Dozens of engineers gathered on Monday noon in front of the Cairo Southern Court in Bab Al-Khalq calling for a lifting of the 14-year-long judicial sequestration imposed upon their syndicate. A sit-in this week was due to be followed by several protests. "Sit-ins will not stop until we free our syndicate," said Tareq El-Nabarawi from an anti-sequestration group of engineers.
"For 14 years, half a million engineers have been deprived of practising their democratic right and electing a legitimate council to represent them," El-Nabarawi said, stressing that successive sit-ins "will be the beginning of a new stage in [their] struggle". The group also intends to refer the dispute to the UN Human Rights Council and the Arab Federation of Engineers.
Hundreds of engineers are complaining that since 1995 their syndicate has been deteriorating. Millions of the syndicate money, as engineers argue, has been wasted due to the absence of general assemblies. "A file including all financial infringements committed during the period of sequestration will be attached to the UN Human Rights Council and the Arab Federation of Engineers," El-Nabarawi said.
The anti-sequestration group of engineers was formed in 2004 to press for an end to sequestration. Sit-ins were staged, street demonstrations organised, conferences held and lawsuits issued to state officials responsible for prolonging sequestration.
The Engineers' Syndicate was placed under sequestration after being charged with committing flagrant violations by its Islamist-controlled elected council. Although sequestration was meant as a temporary measure until a new council is elected, it has lasted for 14 years because elections were not given the green light.
The fear that the outlawed Muslim Brotherhood (MB) would once again control the syndicate council if sequestration was lifted and fresh elections staged appears the reason behind the reluctance by the government to end the dispute. Pledges that the MB would no longer seek to control the coming council have failed to allay government fears.
Those responsible for holding elections see this as an unacceptable delay. Former and current heads of Cairo Southern Court who had been chairing for the past 14 years the judicial committee charged with supervising professional syndicate elections, have refrained from setting a date for the polls.
"Voters' lists need to be sorted out," is the mantra oft repeated.
"Is the process of sorting out voters' lists so complicated that it's taking all this time? And it's still not ready," engineers ask sarcastically.
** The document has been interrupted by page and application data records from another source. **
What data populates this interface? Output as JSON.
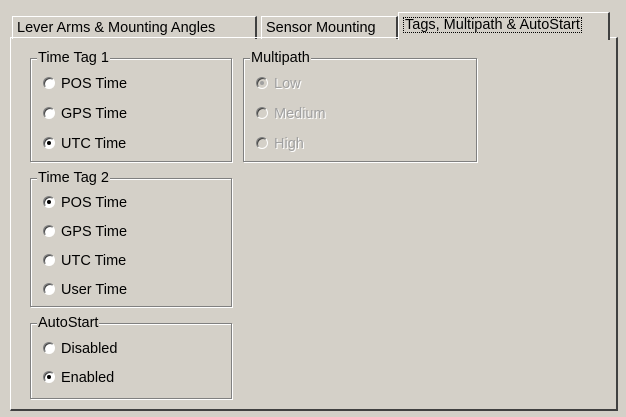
{
  "tabs": [
    {
      "label": "Lever Arms & Mounting Angles",
      "active": false
    },
    {
      "label": "Sensor Mounting",
      "active": false
    },
    {
      "label": "Tags, Multipath & AutoStart",
      "active": true
    }
  ],
  "time_tag1": {
    "title": "Time Tag 1",
    "options": [
      {
        "label": "POS Time",
        "checked": false
      },
      {
        "label": "GPS Time",
        "checked": false
      },
      {
        "label": "UTC Time",
        "checked": true
      }
    ]
  },
  "time_tag2": {
    "title": "Time Tag 2",
    "options": [
      {
        "label": "POS Time",
        "checked": true
      },
      {
        "label": "GPS Time",
        "checked": false
      },
      {
        "label": "UTC Time",
        "checked": false
      },
      {
        "label": "User Time",
        "checked": false
      }
    ]
  },
  "autostart": {
    "title": "AutoStart",
    "options": [
      {
        "label": "Disabled",
        "checked": false
      },
      {
        "label": "Enabled",
        "checked": true
      }
    ]
  },
  "multipath": {
    "title": "Multipath",
    "disabled": true,
    "options": [
      {
        "label": "Low",
        "checked": true
      },
      {
        "label": "Medium",
        "checked": false
      },
      {
        "label": "High",
        "checked": false
      }
    ]
  }
}
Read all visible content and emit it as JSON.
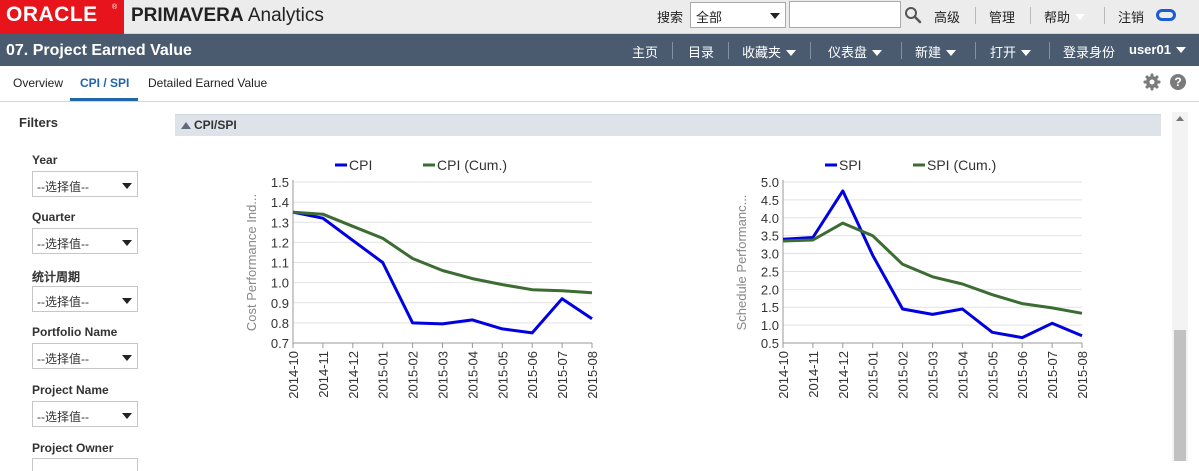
{
  "header": {
    "brand": "ORACLE",
    "product_bold": "PRIMAVERA",
    "product_rest": "Analytics",
    "search_label": "搜索",
    "scope_value": "全部",
    "search_value": "",
    "links": {
      "advanced": "高级",
      "manage": "管理",
      "help": "帮助",
      "logout": "注销"
    },
    "colors": {
      "brand_red": "#e8141b",
      "ring_blue": "#1a5bd6"
    }
  },
  "dashboard": {
    "title": "07. Project Earned Value",
    "nav": {
      "home": "主页",
      "catalog": "目录",
      "favorites": "收藏夹",
      "dashboards": "仪表盘",
      "new": "新建",
      "open": "打开",
      "signed_in_as": "登录身份",
      "user": "user01"
    }
  },
  "tabs": {
    "overview": "Overview",
    "cpi_spi": "CPI / SPI",
    "detailed": "Detailed Earned Value"
  },
  "filters": {
    "title": "Filters",
    "items": [
      {
        "label": "Year",
        "value": "--选择值--"
      },
      {
        "label": "Quarter",
        "value": "--选择值--"
      },
      {
        "label": "统计周期",
        "value": "--选择值--"
      },
      {
        "label": "Portfolio Name",
        "value": "--选择值--"
      },
      {
        "label": "Project Name",
        "value": "--选择值--"
      },
      {
        "label": "Project Owner",
        "value": ""
      }
    ]
  },
  "section": {
    "title": "CPI/SPI"
  },
  "chart_data": [
    {
      "type": "line",
      "title": "",
      "xlabel": "",
      "ylabel": "Cost Performance Ind...",
      "categories": [
        "2014-10",
        "2014-11",
        "2014-12",
        "2015-01",
        "2015-02",
        "2015-03",
        "2015-04",
        "2015-05",
        "2015-06",
        "2015-07",
        "2015-08"
      ],
      "ylim": [
        0.7,
        1.5
      ],
      "yticks": [
        "0.7",
        "0.8",
        "0.9",
        "1.0",
        "1.1",
        "1.2",
        "1.3",
        "1.4",
        "1.5"
      ],
      "grid": true,
      "legend": "top",
      "series": [
        {
          "name": "CPI",
          "color": "#0000e0",
          "values": [
            1.35,
            1.32,
            1.21,
            1.1,
            0.8,
            0.795,
            0.815,
            0.77,
            0.75,
            0.92,
            0.82
          ]
        },
        {
          "name": "CPI (Cum.)",
          "color": "#3b6c32",
          "values": [
            1.35,
            1.34,
            1.28,
            1.22,
            1.12,
            1.06,
            1.02,
            0.99,
            0.965,
            0.96,
            0.95
          ]
        }
      ]
    },
    {
      "type": "line",
      "title": "",
      "xlabel": "",
      "ylabel": "Schedule Performanc...",
      "categories": [
        "2014-10",
        "2014-11",
        "2014-12",
        "2015-01",
        "2015-02",
        "2015-03",
        "2015-04",
        "2015-05",
        "2015-06",
        "2015-07",
        "2015-08"
      ],
      "ylim": [
        0.5,
        5.0
      ],
      "yticks": [
        "0.5",
        "1.0",
        "1.5",
        "2.0",
        "2.5",
        "3.0",
        "3.5",
        "4.0",
        "4.5",
        "5.0"
      ],
      "grid": true,
      "legend": "top",
      "series": [
        {
          "name": "SPI",
          "color": "#0000e0",
          "values": [
            3.4,
            3.45,
            4.75,
            2.95,
            1.45,
            1.3,
            1.45,
            0.8,
            0.65,
            1.05,
            0.7
          ]
        },
        {
          "name": "SPI (Cum.)",
          "color": "#3b6c32",
          "values": [
            3.35,
            3.38,
            3.85,
            3.5,
            2.7,
            2.35,
            2.15,
            1.85,
            1.6,
            1.48,
            1.33
          ]
        }
      ]
    }
  ]
}
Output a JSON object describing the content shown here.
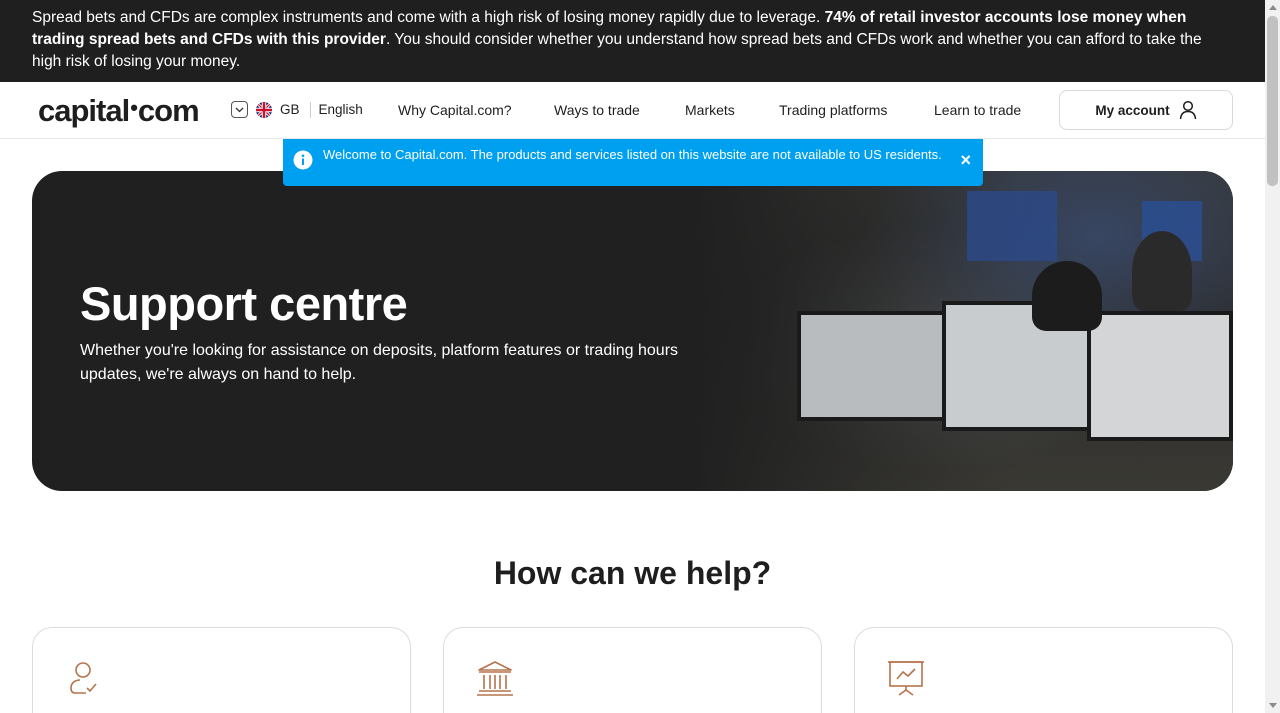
{
  "risk_banner": {
    "text_1": "Spread bets and CFDs are complex instruments and come with a high risk of losing money rapidly due to leverage. ",
    "text_bold": "74% of retail investor accounts lose money when trading spread bets and CFDs with this provider",
    "text_2": ". You should consider whether you understand how spread bets and CFDs work and whether you can afford to take the high risk of losing your money."
  },
  "header": {
    "logo_left": "capital",
    "logo_dot": "•",
    "logo_right": "com",
    "country": "GB",
    "language": "English",
    "nav": [
      "Why Capital.com?",
      "Ways to trade",
      "Markets",
      "Trading platforms",
      "Learn to trade"
    ],
    "account_label": "My account"
  },
  "notice": {
    "text": "Welcome to Capital.com. The products and services listed on this website are not available to US residents.",
    "close": "×"
  },
  "hero": {
    "title": "Support centre",
    "subtitle": "Whether you're looking for assistance on deposits, platform features or trading hours updates, we're always on hand to help."
  },
  "help": {
    "title": "How can we help?",
    "cards": [
      {
        "icon": "user-check-icon"
      },
      {
        "icon": "bank-icon"
      },
      {
        "icon": "presentation-chart-icon"
      }
    ]
  },
  "colors": {
    "banner_bg": "#1f1f1f",
    "notice_bg": "#00a0f0",
    "hero_bg": "#202020",
    "icon_accent": "#b5734b"
  }
}
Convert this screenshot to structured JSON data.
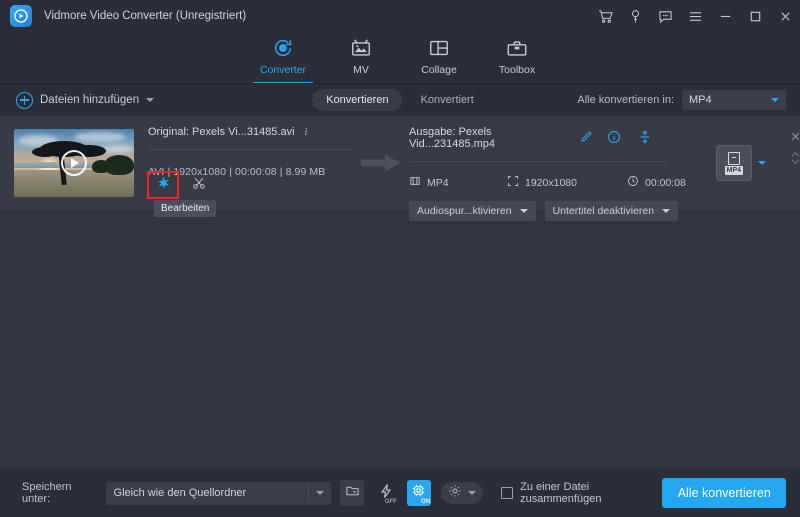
{
  "window": {
    "title": "Vidmore Video Converter (Unregistriert)",
    "logo_icon": "video-camera-icon",
    "controls": [
      {
        "name": "cart-icon",
        "glyph": "cart"
      },
      {
        "name": "key-icon",
        "glyph": "key"
      },
      {
        "name": "feedback-icon",
        "glyph": "chat"
      },
      {
        "name": "menu-icon",
        "glyph": "hamburger"
      },
      {
        "name": "minimize-button",
        "glyph": "minimize"
      },
      {
        "name": "maximize-button",
        "glyph": "maximize"
      },
      {
        "name": "close-button",
        "glyph": "close"
      }
    ]
  },
  "nav": {
    "active": "Converter",
    "tabs": [
      {
        "label": "Converter",
        "icon": "converter-icon"
      },
      {
        "label": "MV",
        "icon": "mv-icon"
      },
      {
        "label": "Collage",
        "icon": "collage-icon"
      },
      {
        "label": "Toolbox",
        "icon": "toolbox-icon"
      }
    ]
  },
  "actionbar": {
    "add_files_label": "Dateien hinzufügen",
    "tab_converting": "Konvertieren",
    "tab_converted": "Konvertiert",
    "convert_all_label": "Alle konvertieren in:",
    "convert_all_value": "MP4"
  },
  "file_row": {
    "source": {
      "title": "Original: Pexels Vi...31485.avi",
      "meta": "AVI | 1920x1080 | 00:00:08 | 8.99 MB",
      "format": "AVI",
      "resolution": "1920x1080",
      "duration": "00:00:08",
      "size": "8.99 MB",
      "edit_tooltip": "Bearbeiten",
      "edit_icon": "magic-wand-icon",
      "trim_icon": "scissors-icon",
      "thumbnail_alt": "beach-sunset-video-thumbnail"
    },
    "output": {
      "title": "Ausgabe: Pexels Vid...231485.mp4",
      "format": "MP4",
      "resolution": "1920x1080",
      "duration": "00:00:08",
      "audio_track": "Audiospur...ktivieren",
      "subtitle": "Untertitel deaktivieren",
      "badge_label": "MP4"
    }
  },
  "bottombar": {
    "save_to_label": "Speichern unter:",
    "save_to_value": "Gleich wie den Quellordner",
    "folder_icon": "folder-icon",
    "lightning_label": "OFF",
    "gpu_label": "ON",
    "merge_label": "Zu einer Datei zusammenfügen",
    "convert_button": "Alle konvertieren"
  },
  "colors": {
    "accent": "#23a7f2",
    "highlight": "#e8262a",
    "window_bg": "#2b2e39",
    "list_bg": "#32353f",
    "row_bg": "#383b45"
  }
}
Last year, the Administrative Court ruled that sorting out voters' lists is an electoral measure which should follow the announcement of a poll date. The court also ordered the current head of the Cairo Southern Court to set an immediate date for a vote. The ruling was ignored.
"We decided to sue the head of Cairo Southern Court for not implementing last year's ruling," said Omar Abdella, from the anti-sequestration group. Abdella added that the group issued another lawsuit at the Southern Cairo first-degree Court, calling for ending sequestration. The ruling is due 27 December.
The head of the Cairo Southern Court is not the only one prolonging sequestration. As engineers argue, there are other bodies at work. Judicial custodians who have been running the syndicate since it was placed under sequestration and who benefit from administering the financial affairs of the syndicate, seek to maintain their influence. "They will fight to remain in their posts, wasting the syndicate's money without being questioned," Abdella said.
To end the dispute, observers say the custodians should have simply sent a letter to the Cairo Southern Court, informing them when exactly voters' lists and electoral committees would be ready and asking them to set a date for the polls. "If they're serious, it will take them just a couple of days. But why should they bother?" Abdella noted.
To perhaps show his keenness to end the dispute, Minister of Irrigation and Water Resources Mohamed Nasreddin, in his capacity as the constitutional supervisor of the Engineers' Syndicate, recently formed a 31-member committee to coordinate with custodians on how elections should be staged.
Former minister of transportation Essam Sharaf was assigned head of the committee. As a consultative and technical committee, its role is largely relegated to mediating between engineers and custodians. The final say remains with the custodians.
As such, engineers have been asking about possible ulterior motives for forming such a committee. Apparently, members of the committee are divided into two groups -- one in favour of amending the syndicate law before holding any elections, while the second, which constitutes a minority, believes that elections should precede all. "We have been trying to reach some kind of an agreement on which issue should come first," Sharaf told Al-Ahram Weekly. Sharaf has been noticeably silent over the issue and is accused of not making the committee's stand clear. The committee has recently come under fire for not taking action.
"Why don't they leave it to the next elected council to decide whether the current law needs amending?" Abdella asked.
"Now the true intentions behind forming the committee are clear. The committee and talk about amending the syndicate law sounds like a government trick which aims at dragging engineers into another battle and distracting attention from the elections," El-Nabarawi said.